■ WHAT NEEDS TO BE DONE ■
An exact copy of every entry is needed, without the pictures.

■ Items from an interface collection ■

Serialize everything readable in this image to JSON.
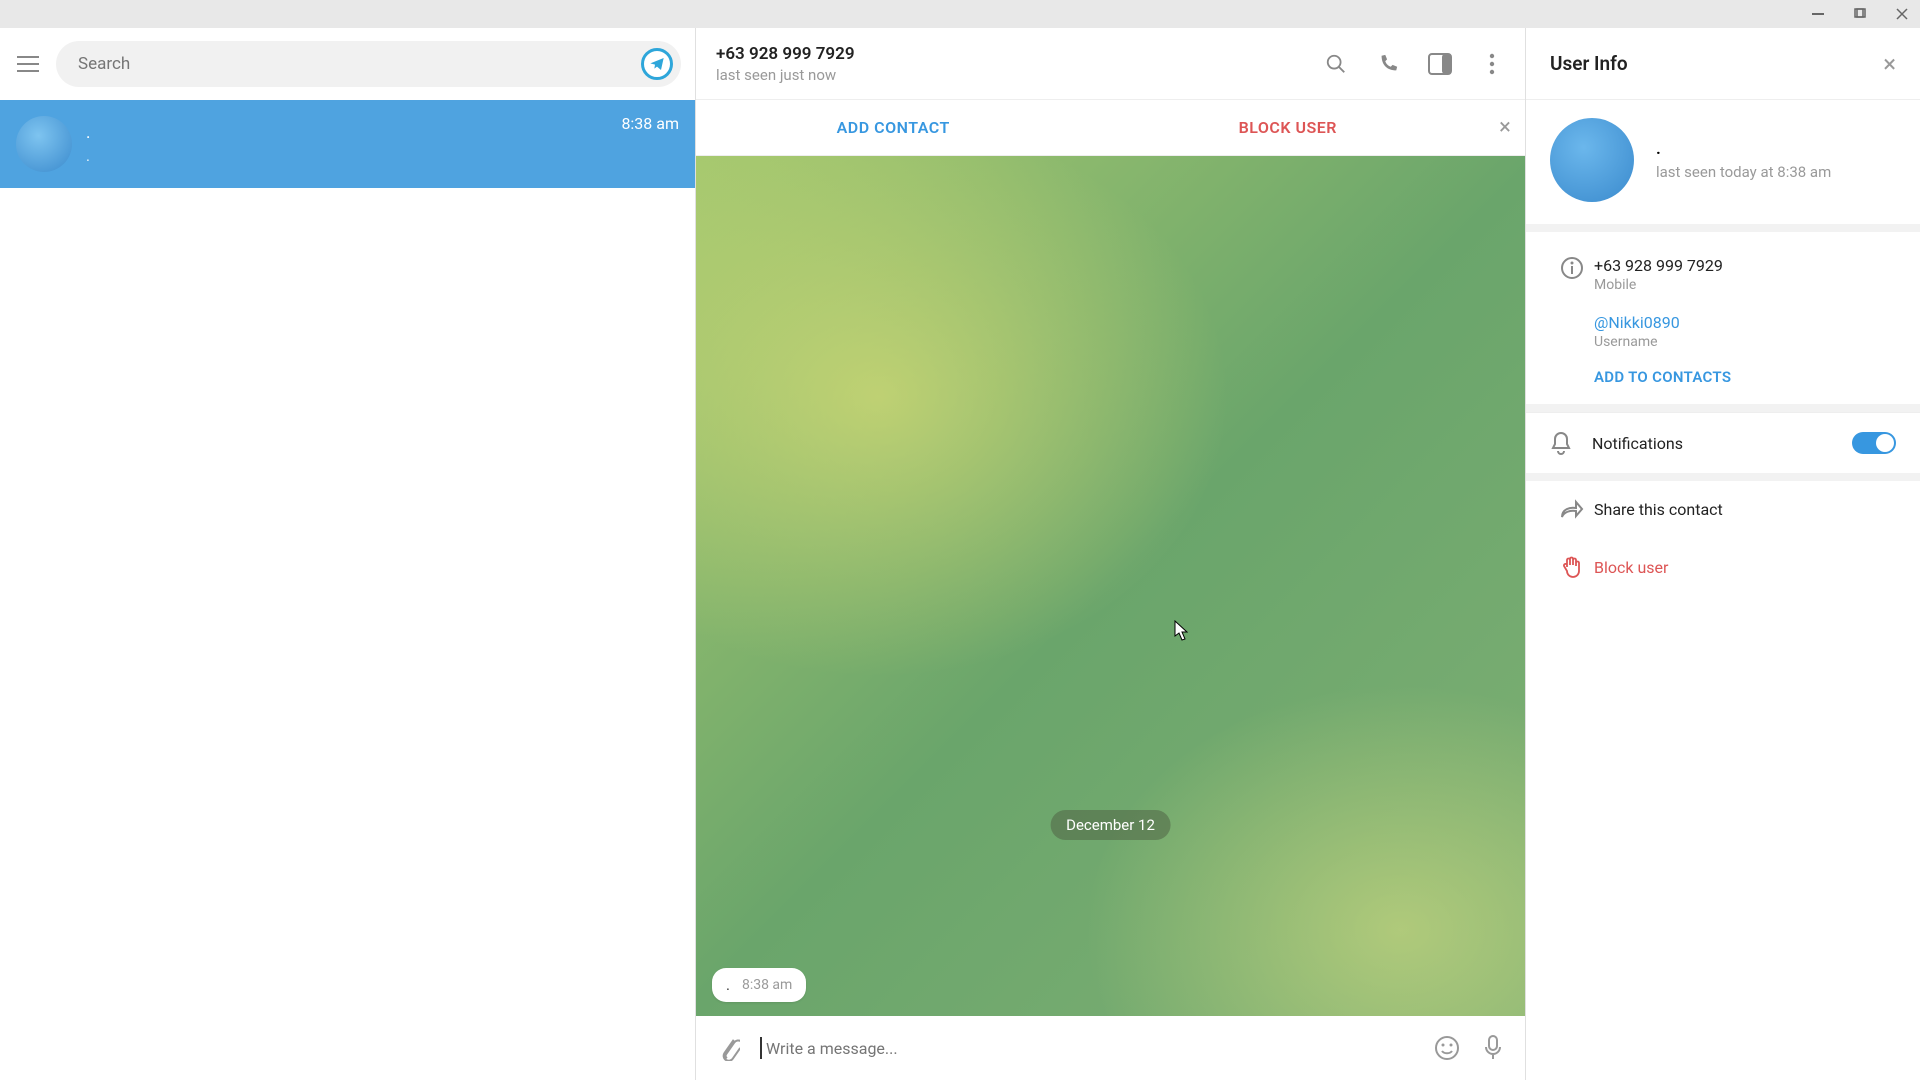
{
  "sidebar": {
    "search_placeholder": "Search",
    "chat": {
      "name": ".",
      "preview": ".",
      "time": "8:38 am"
    }
  },
  "chat_header": {
    "title": "+63 928 999 7929",
    "subtitle": "last seen just now"
  },
  "banner": {
    "add": "ADD CONTACT",
    "block": "BLOCK USER"
  },
  "chat": {
    "date_pill": "December 12",
    "msg_text": ".",
    "msg_time": "8:38 am",
    "compose_placeholder": "Write a message..."
  },
  "info": {
    "title": "User Info",
    "profile_name": ".",
    "profile_sub": "last seen today at 8:38 am",
    "phone": "+63 928 999 7929",
    "phone_label": "Mobile",
    "username": "@Nikki0890",
    "username_label": "Username",
    "add_contacts": "ADD TO CONTACTS",
    "notifications": "Notifications",
    "share": "Share this contact",
    "block": "Block user"
  }
}
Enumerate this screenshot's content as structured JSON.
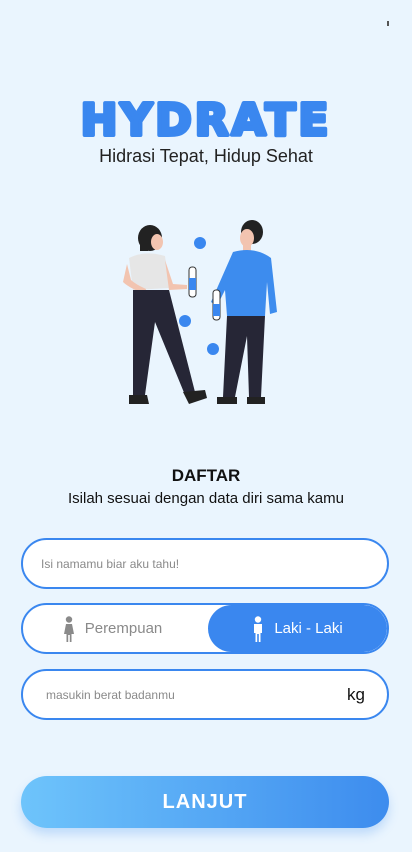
{
  "brand": {
    "logo_text": "HYDRATE",
    "tagline": "Hidrasi Tepat, Hidup Sehat"
  },
  "form": {
    "title": "DAFTAR",
    "subtitle": "Isilah sesuai dengan data diri sama kamu",
    "name_placeholder": "Isi namamu biar aku tahu!",
    "gender_options": [
      {
        "label": "Perempuan",
        "icon": "female-icon",
        "selected": false
      },
      {
        "label": "Laki - Laki",
        "icon": "male-icon",
        "selected": true
      }
    ],
    "weight_placeholder": "masukin berat badanmu",
    "weight_unit": "kg",
    "submit_label": "LANJUT"
  },
  "colors": {
    "background": "#eaf5fe",
    "accent": "#3a87ef",
    "button_gradient_start": "#6ec4fb",
    "button_gradient_end": "#3d8cee",
    "logo": "#3a87ef"
  }
}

■ RESULT ■
Serialize everything readable in this image to JSON.
{
  "sidebar": {
    "search_placeholder": "Search",
    "chat": {
      "name": ".",
      "preview": ".",
      "time": "8:38 am"
    }
  },
  "chat_header": {
    "title": "+63 928 999 7929",
    "subtitle": "last seen just now"
  },
  "banner": {
    "add": "ADD CONTACT",
    "block": "BLOCK USER"
  },
  "chat": {
    "date_pill": "December 12",
    "msg_text": ".",
    "msg_time": "8:38 am",
    "compose_placeholder": "Write a message..."
  },
  "info": {
    "title": "User Info",
    "profile_name": ".",
    "profile_sub": "last seen today at 8:38 am",
    "phone": "+63 928 999 7929",
    "phone_label": "Mobile",
    "username": "@Nikki0890",
    "username_label": "Username",
    "add_contacts": "ADD TO CONTACTS",
    "notifications": "Notifications",
    "share": "Share this contact",
    "block": "Block user"
  }
}
Enumerate this screenshot's content as structured JSON.
{
  "brand": {
    "logo_text": "HYDRATE",
    "tagline": "Hidrasi Tepat, Hidup Sehat"
  },
  "form": {
    "title": "DAFTAR",
    "subtitle": "Isilah sesuai dengan data diri sama kamu",
    "name_placeholder": "Isi namamu biar aku tahu!",
    "gender_options": [
      {
        "label": "Perempuan",
        "icon": "female-icon",
        "selected": false
      },
      {
        "label": "Laki - Laki",
        "icon": "male-icon",
        "selected": true
      }
    ],
    "weight_placeholder": "masukin berat badanmu",
    "weight_unit": "kg",
    "submit_label": "LANJUT"
  },
  "colors": {
    "background": "#eaf5fe",
    "accent": "#3a87ef",
    "button_gradient_start": "#6ec4fb",
    "button_gradient_end": "#3d8cee",
    "logo": "#3a87ef"
  }
}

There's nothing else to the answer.